**To do**
Some lines below hold "icon". Pick them out and copy them.

**Information given**

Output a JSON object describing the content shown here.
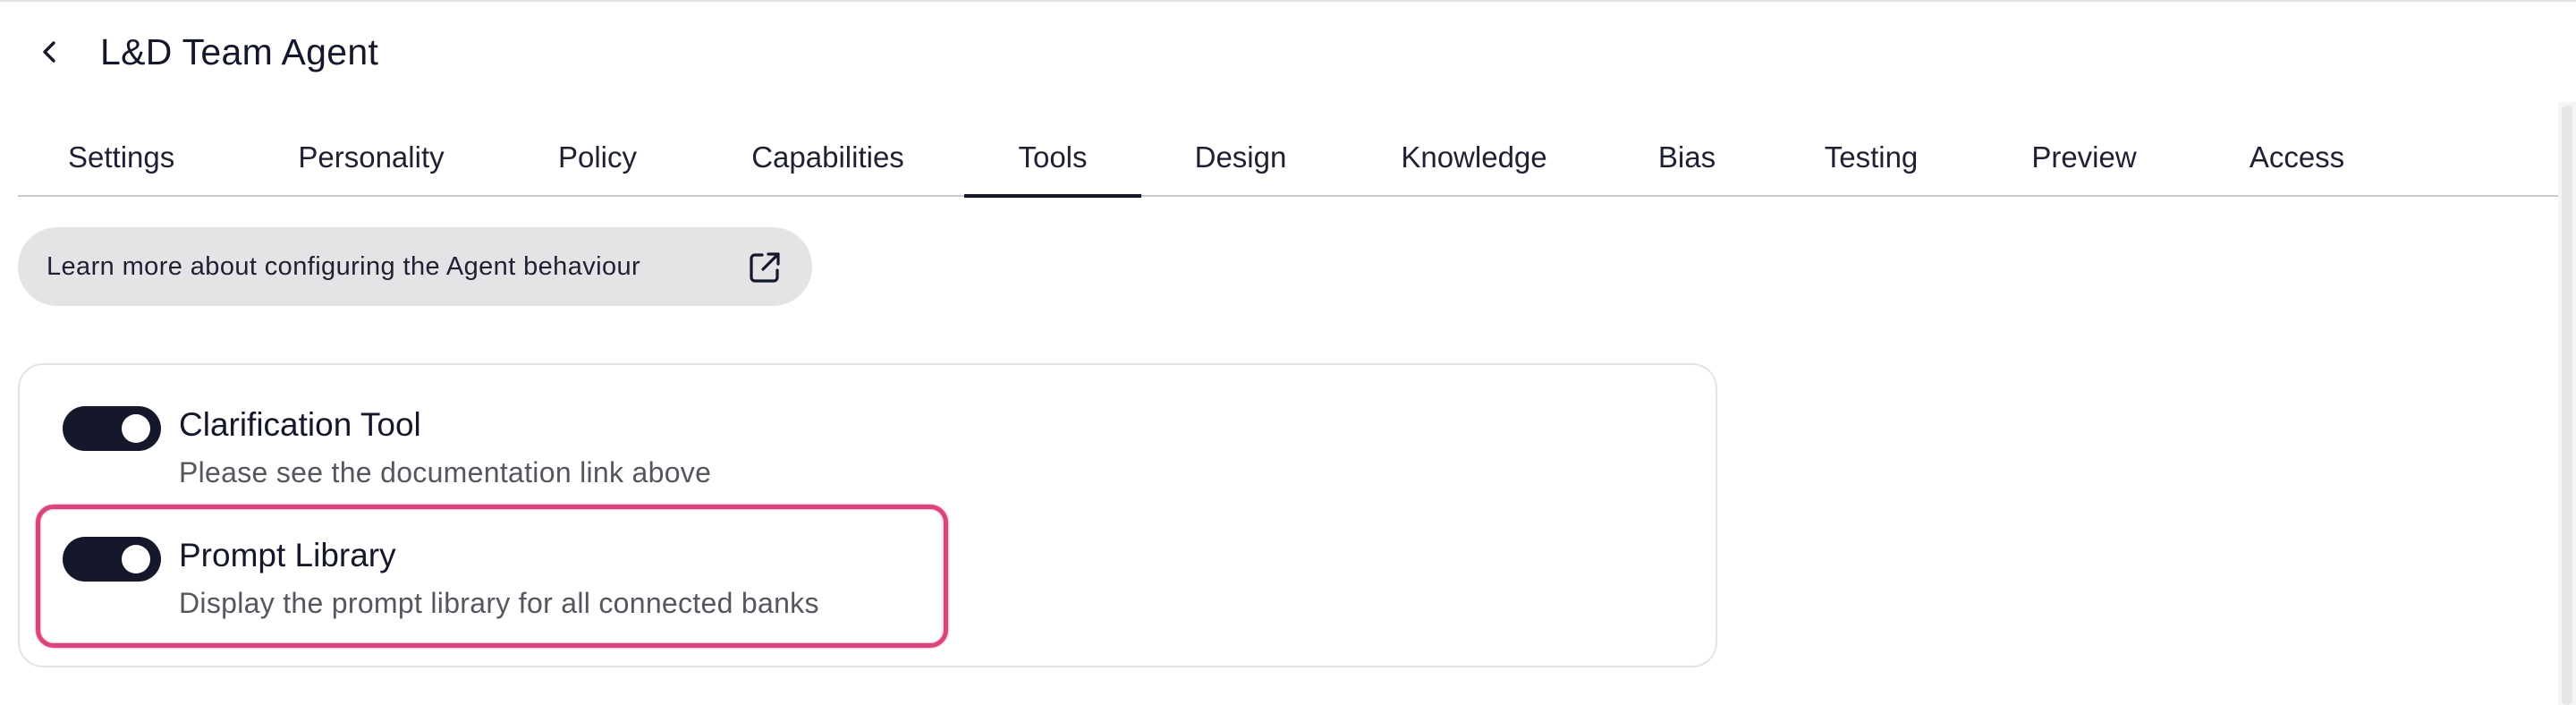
{
  "header": {
    "title": "L&D Team Agent",
    "back_icon": "chevron-left-icon"
  },
  "tabs": [
    {
      "label": "Settings",
      "active": false
    },
    {
      "label": "Personality",
      "active": false
    },
    {
      "label": "Policy",
      "active": false
    },
    {
      "label": "Capabilities",
      "active": false
    },
    {
      "label": "Tools",
      "active": true
    },
    {
      "label": "Design",
      "active": false
    },
    {
      "label": "Knowledge",
      "active": false
    },
    {
      "label": "Bias",
      "active": false
    },
    {
      "label": "Testing",
      "active": false
    },
    {
      "label": "Preview",
      "active": false
    },
    {
      "label": "Access",
      "active": false
    }
  ],
  "learn_more": {
    "label": "Learn more about configuring the Agent behaviour",
    "icon": "external-link-icon"
  },
  "tools": [
    {
      "title": "Clarification Tool",
      "description": "Please see the documentation link above",
      "enabled": true
    },
    {
      "title": "Prompt Library",
      "description": "Display the prompt library for all connected banks",
      "enabled": true
    }
  ],
  "colors": {
    "accent": "#15172a",
    "highlight": "#d9447d",
    "pill_bg": "#e4e4e6"
  }
}
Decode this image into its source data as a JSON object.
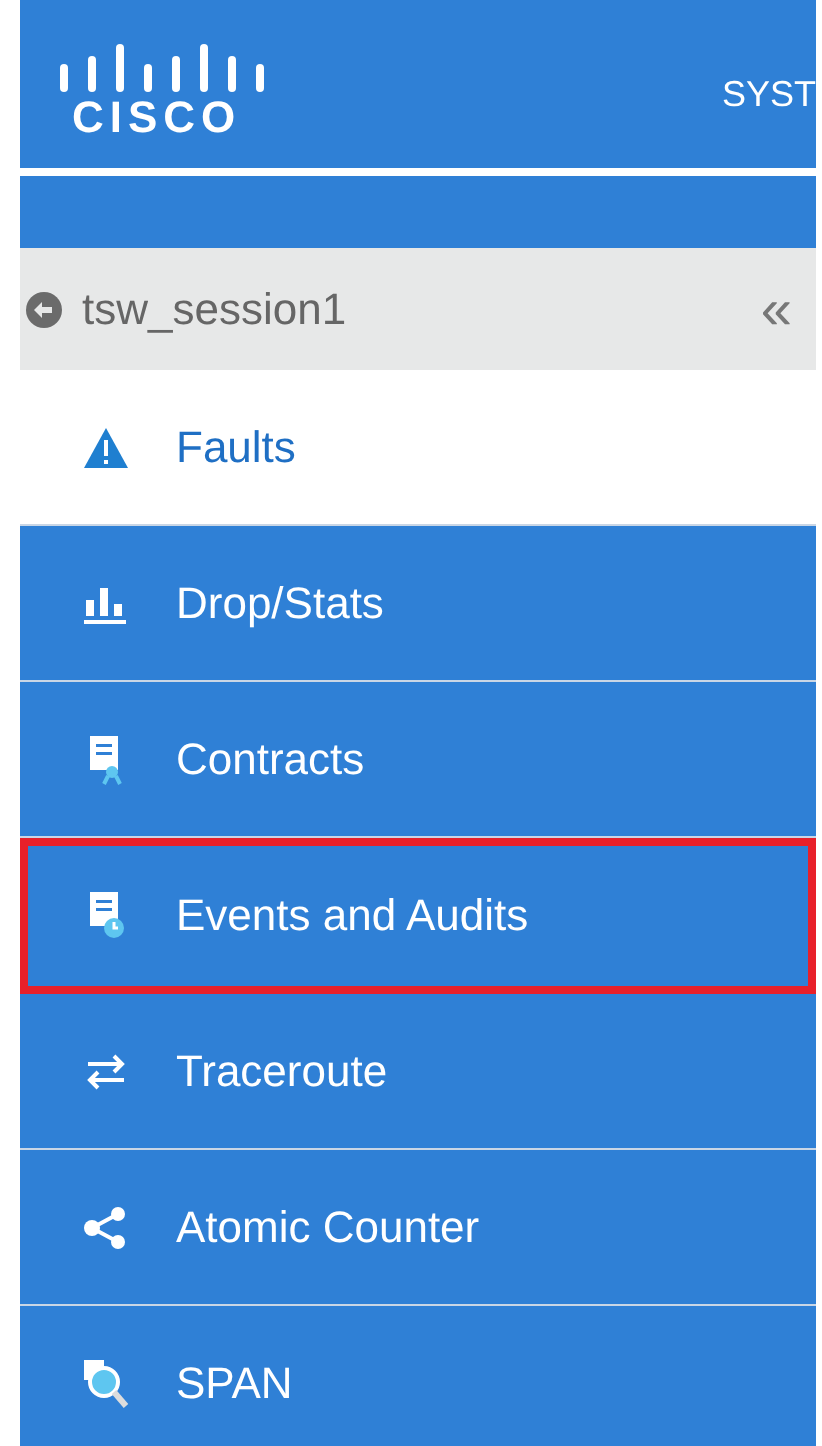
{
  "header": {
    "logo_text": "CISCO",
    "title": "SYST"
  },
  "session": {
    "name": "tsw_session1",
    "collapse": "«"
  },
  "menu": [
    {
      "kind": "alert",
      "label": "Faults",
      "selected": true,
      "highlighted": false
    },
    {
      "kind": "chart",
      "label": "Drop/Stats",
      "selected": false,
      "highlighted": false
    },
    {
      "kind": "contract",
      "label": "Contracts",
      "selected": false,
      "highlighted": false
    },
    {
      "kind": "events",
      "label": "Events and Audits",
      "selected": false,
      "highlighted": true
    },
    {
      "kind": "traceroute",
      "label": "Traceroute",
      "selected": false,
      "highlighted": false
    },
    {
      "kind": "share",
      "label": "Atomic Counter",
      "selected": false,
      "highlighted": false
    },
    {
      "kind": "span",
      "label": "SPAN",
      "selected": false,
      "highlighted": false
    }
  ]
}
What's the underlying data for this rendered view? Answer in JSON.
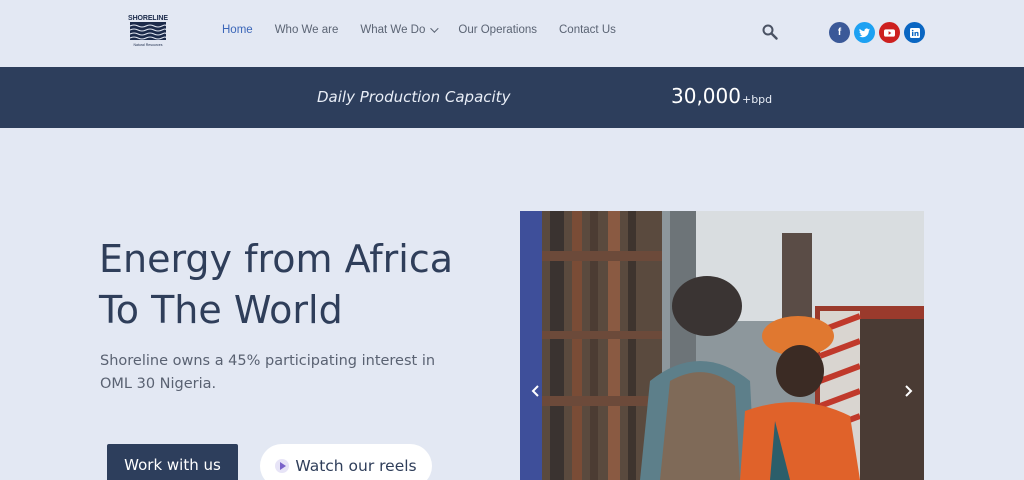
{
  "logo": {
    "name": "SHORELINE",
    "sub": "Natural Resources"
  },
  "nav": {
    "items": [
      {
        "label": "Home",
        "active": true
      },
      {
        "label": "Who We are",
        "active": false
      },
      {
        "label": "What We Do",
        "active": false,
        "dropdown": true
      },
      {
        "label": "Our Operations",
        "active": false
      },
      {
        "label": "Contact Us",
        "active": false
      }
    ]
  },
  "social": [
    "facebook-icon",
    "twitter-icon",
    "youtube-icon",
    "linkedin-icon"
  ],
  "banner": {
    "label": "Daily Production Capacity",
    "value": "30,000",
    "unit": "+bpd"
  },
  "hero": {
    "title_line1": "Energy from Africa",
    "title_line2": "To The World",
    "subtitle": "Shoreline owns a 45% participating interest in OML 30 Nigeria."
  },
  "buttons": {
    "work": "Work with us",
    "reels": "Watch our reels"
  },
  "colors": {
    "navy": "#2d3e5c",
    "accent": "#3b66b8",
    "background": "#e3e8f3"
  }
}
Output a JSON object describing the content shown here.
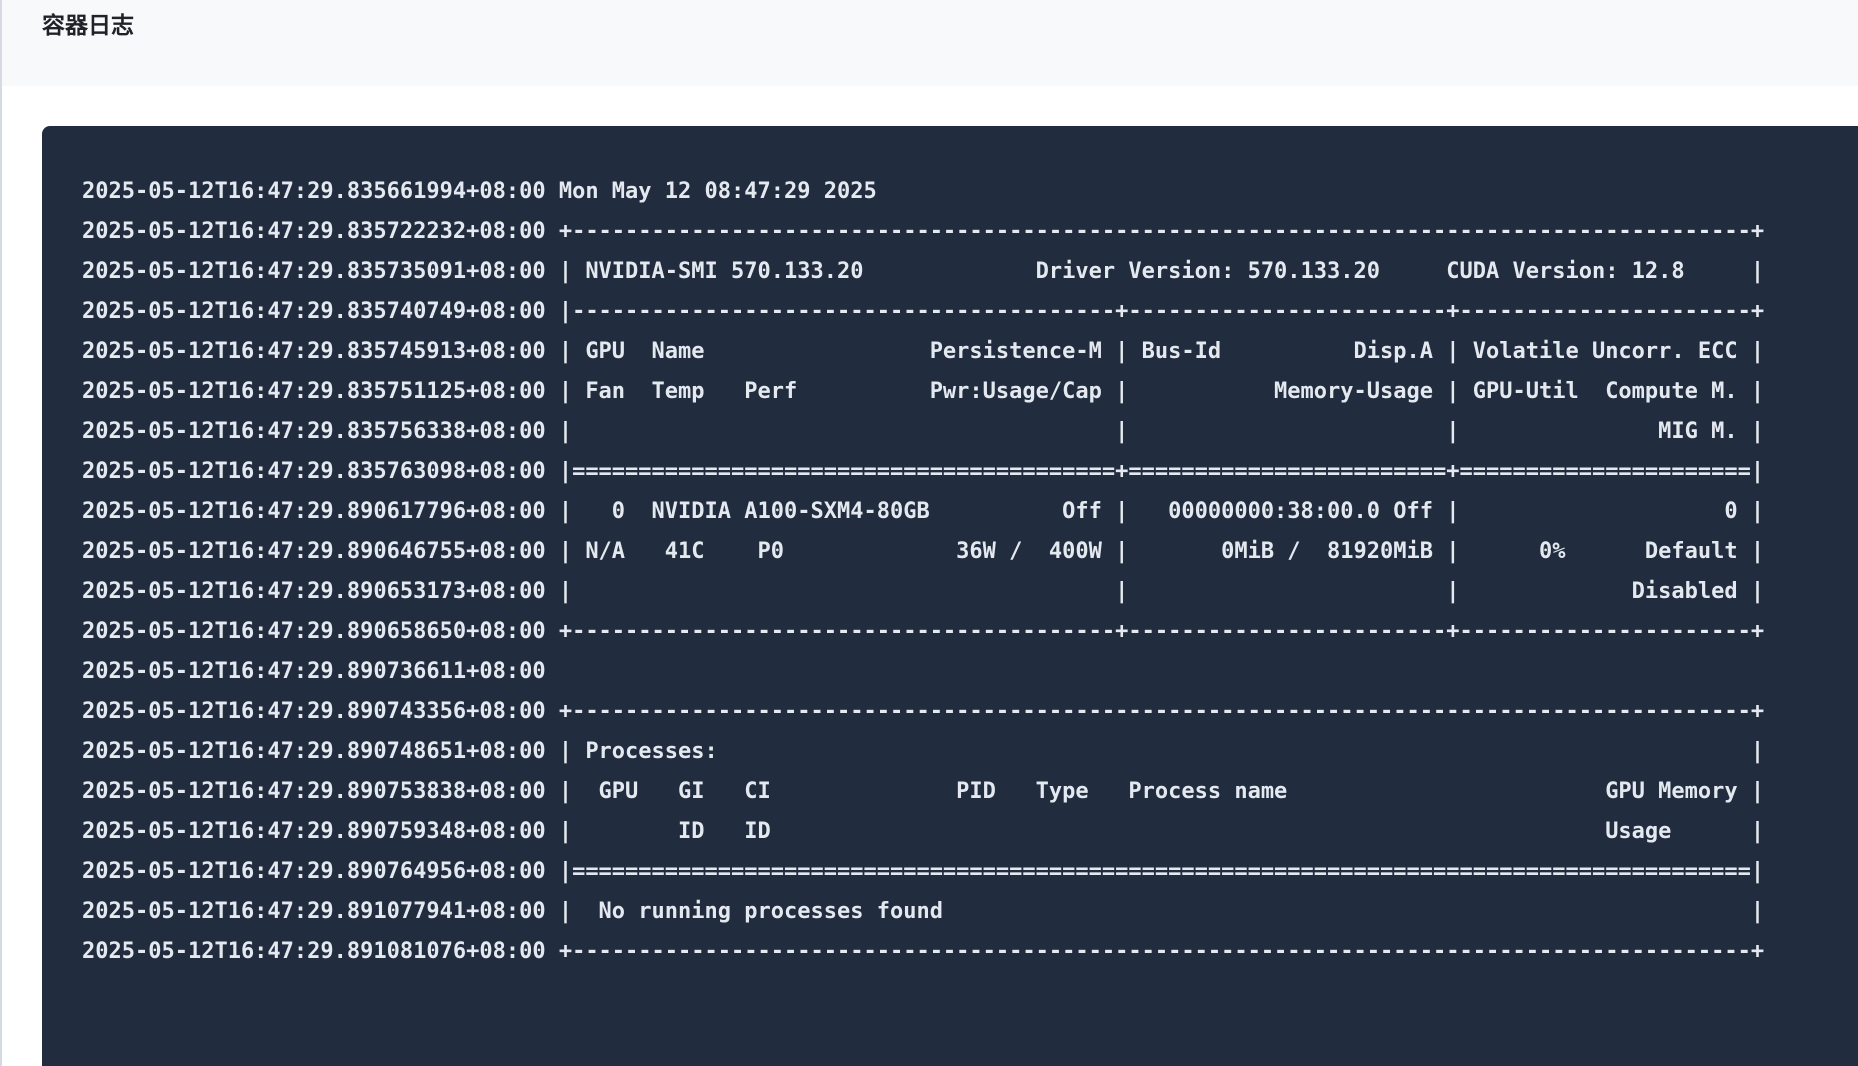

**Problem solution**
    "back_icon": "chevron-left-icon"
    "icon": "external-link-icon"
    "facebook-icon",
    "twitter-icon",
    "youtube-icon",
    "linkedin-icon"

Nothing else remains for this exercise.